My day job (well, not for long, today's my last day), is actually at a firm specialising in fast chargers for Lithium batteries. Blurb from our website:
"After 6 years of 24-7 cycle life testing with different lithium-ion chemistries, cells and packs from multiple suppliers, <company> has built a database containing over one billion records of test results. The Battery Knowledge Centre owns a knowledge base containing evaluations, profiles and in-depth studies on more than 100 battery makers and their products."
So i'll pass the question onto our guys here and ask them. if they don't know then i don't think anyone will...
I do know a bit about batteries, definitely a hot car is the best way to kill them. i've also heard (anecdotal) evidence of situations like yours being fixed by a few hours in the freezer.
I've actually had a problem similar to what you describe, now that i think about it. Customers ran down the battery almost to its failure point, then plugged it in to charge. The battery took on a little bit of charge, decided they were too low to charge, and switched off. However, because the unit in question was still plugged into the mains, our controller was powered on and kept talking to the batteries, depleting them slowly, past their point of no return. Once they hit that 'no return' stage that's it. chemistry changes in the batteries, dendritey things grow inside and can't be gotten rid of, chance of a failure increases a lot. (and failure means failure, explosions and the like, they're truck-sized batteries capable of 3000Amp short circuit current and can fail spectacularly)
end of that story was that we had to redesign our controller, and the customer had to get another few $k worth of batteries (i'm still not sure who paid for it though).
Thankfully, camera batteries won't fail so badly, but it does sound like you've done some permanent damage to it internally. What the inside of the battery looks like i don't know, but more than likely there's some circuitry in there that's powered on all the time, leaving a nearly empty battery alone for a while is a sure-fire way to kill it completely (whether you did or not for this one?). was it in the camera being nearly discharged for a while before you tried to charge it? even in a damp or humid environment, leakage current does happen through the air (ok, very very very slowly) and will (very very eventually) kill it.

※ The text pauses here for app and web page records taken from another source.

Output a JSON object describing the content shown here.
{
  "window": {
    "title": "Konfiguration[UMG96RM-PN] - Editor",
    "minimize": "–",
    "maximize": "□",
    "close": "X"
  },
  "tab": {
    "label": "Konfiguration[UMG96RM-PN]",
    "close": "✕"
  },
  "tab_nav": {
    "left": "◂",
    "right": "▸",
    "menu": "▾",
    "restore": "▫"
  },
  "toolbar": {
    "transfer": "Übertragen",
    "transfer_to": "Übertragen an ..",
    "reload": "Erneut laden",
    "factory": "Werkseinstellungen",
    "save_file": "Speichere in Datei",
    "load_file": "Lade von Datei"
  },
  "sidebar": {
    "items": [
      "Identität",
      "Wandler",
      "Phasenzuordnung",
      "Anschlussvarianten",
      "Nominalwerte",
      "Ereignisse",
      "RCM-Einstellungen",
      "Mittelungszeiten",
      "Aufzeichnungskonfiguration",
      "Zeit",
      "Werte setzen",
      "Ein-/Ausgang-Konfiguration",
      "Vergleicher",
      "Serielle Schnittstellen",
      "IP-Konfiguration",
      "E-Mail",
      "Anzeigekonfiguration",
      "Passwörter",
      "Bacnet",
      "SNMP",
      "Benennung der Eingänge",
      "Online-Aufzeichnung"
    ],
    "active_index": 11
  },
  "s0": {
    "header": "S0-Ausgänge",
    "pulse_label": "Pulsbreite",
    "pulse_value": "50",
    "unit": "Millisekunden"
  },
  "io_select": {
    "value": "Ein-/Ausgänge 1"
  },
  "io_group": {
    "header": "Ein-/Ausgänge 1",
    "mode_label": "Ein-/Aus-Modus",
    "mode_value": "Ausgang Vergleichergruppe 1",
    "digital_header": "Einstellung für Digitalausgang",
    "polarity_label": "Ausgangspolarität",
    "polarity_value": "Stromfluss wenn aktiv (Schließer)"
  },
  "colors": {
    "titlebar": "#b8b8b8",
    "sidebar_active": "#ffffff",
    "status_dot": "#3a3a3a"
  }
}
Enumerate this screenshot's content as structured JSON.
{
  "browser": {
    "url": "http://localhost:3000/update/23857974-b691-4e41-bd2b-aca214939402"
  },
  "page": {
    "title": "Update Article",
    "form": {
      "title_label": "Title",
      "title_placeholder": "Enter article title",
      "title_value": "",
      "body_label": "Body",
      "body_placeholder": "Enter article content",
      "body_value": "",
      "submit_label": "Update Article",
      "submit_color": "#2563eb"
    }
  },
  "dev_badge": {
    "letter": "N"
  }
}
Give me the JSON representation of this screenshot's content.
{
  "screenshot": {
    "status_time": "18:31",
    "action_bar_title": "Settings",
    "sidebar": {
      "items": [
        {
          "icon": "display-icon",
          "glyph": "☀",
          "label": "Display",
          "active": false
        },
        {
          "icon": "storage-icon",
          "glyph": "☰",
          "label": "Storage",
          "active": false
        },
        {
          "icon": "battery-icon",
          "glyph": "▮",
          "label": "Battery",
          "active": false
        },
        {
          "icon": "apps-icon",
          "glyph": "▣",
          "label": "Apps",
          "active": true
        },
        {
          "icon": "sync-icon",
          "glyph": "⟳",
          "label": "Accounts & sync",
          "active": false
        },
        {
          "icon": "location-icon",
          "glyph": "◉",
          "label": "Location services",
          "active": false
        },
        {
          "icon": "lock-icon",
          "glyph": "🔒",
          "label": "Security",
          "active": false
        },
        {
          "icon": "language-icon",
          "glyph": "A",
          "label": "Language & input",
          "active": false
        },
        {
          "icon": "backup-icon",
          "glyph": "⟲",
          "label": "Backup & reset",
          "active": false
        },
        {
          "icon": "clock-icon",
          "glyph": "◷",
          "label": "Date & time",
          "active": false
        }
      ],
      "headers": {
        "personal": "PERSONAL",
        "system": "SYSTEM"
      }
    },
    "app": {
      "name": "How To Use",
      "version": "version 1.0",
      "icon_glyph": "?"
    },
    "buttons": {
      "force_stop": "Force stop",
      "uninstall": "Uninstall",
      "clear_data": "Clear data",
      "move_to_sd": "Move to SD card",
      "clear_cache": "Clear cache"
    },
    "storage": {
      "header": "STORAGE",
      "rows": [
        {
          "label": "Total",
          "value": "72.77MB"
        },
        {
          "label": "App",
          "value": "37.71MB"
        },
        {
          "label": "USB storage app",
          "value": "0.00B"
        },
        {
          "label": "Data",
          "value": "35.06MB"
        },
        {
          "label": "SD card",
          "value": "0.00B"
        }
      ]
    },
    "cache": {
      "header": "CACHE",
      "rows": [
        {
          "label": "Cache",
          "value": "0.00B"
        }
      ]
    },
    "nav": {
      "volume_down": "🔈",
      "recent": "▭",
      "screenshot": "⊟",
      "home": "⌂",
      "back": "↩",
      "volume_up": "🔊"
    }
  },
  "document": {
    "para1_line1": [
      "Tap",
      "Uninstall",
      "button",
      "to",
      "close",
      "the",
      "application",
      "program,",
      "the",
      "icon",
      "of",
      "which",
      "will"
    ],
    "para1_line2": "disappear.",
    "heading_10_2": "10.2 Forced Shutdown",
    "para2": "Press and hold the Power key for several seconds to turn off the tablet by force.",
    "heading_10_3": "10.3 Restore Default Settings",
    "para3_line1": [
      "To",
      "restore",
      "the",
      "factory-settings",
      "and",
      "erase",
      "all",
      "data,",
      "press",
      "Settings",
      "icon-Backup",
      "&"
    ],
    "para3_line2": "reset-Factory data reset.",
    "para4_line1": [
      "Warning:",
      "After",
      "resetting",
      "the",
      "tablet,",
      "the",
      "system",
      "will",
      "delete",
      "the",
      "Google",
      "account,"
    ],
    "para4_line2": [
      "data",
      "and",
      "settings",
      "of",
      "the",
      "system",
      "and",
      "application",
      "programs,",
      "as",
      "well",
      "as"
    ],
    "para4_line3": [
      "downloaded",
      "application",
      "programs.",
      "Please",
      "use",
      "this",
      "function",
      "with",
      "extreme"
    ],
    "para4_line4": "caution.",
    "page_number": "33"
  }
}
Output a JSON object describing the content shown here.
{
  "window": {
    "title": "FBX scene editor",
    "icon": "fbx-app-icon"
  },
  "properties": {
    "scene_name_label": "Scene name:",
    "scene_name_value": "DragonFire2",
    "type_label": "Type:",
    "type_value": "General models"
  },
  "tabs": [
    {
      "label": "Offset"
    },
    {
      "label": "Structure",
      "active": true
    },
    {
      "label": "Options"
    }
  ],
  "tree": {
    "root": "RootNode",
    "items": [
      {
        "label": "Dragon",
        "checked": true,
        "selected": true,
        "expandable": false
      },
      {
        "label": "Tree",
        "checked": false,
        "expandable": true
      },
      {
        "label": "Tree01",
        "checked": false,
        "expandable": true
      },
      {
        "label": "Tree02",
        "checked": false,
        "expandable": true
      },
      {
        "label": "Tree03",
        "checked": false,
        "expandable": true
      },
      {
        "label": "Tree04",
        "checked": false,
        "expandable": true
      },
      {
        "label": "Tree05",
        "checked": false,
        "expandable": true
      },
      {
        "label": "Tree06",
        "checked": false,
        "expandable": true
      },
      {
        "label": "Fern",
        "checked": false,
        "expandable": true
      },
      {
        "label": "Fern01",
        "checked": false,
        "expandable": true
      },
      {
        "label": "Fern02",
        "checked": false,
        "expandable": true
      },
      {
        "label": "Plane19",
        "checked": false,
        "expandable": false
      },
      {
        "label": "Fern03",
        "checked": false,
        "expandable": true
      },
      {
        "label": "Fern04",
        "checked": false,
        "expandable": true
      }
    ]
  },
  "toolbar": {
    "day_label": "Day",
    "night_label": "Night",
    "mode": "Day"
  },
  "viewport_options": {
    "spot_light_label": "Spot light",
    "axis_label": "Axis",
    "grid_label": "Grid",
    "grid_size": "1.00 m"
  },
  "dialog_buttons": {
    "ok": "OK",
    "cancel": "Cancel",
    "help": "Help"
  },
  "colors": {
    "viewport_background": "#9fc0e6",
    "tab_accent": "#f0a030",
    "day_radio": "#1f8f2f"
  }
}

For our design (and maybe for the canon charger too), trying to charge it will inject a little bit of charge every time you attach it, then the charger will ask the battery how it's doing, and that's when the battery says "i'm not good enough to charge". unplugging it for 30s and trying again, you will eventually be able to charge it (which is how we fixed our problem above with a small hack of a timed relay), which may be what you (inadvertantly) did.
also, definitely keeping them fully charged in longer-term storage is a good idea, as is being cool and dry.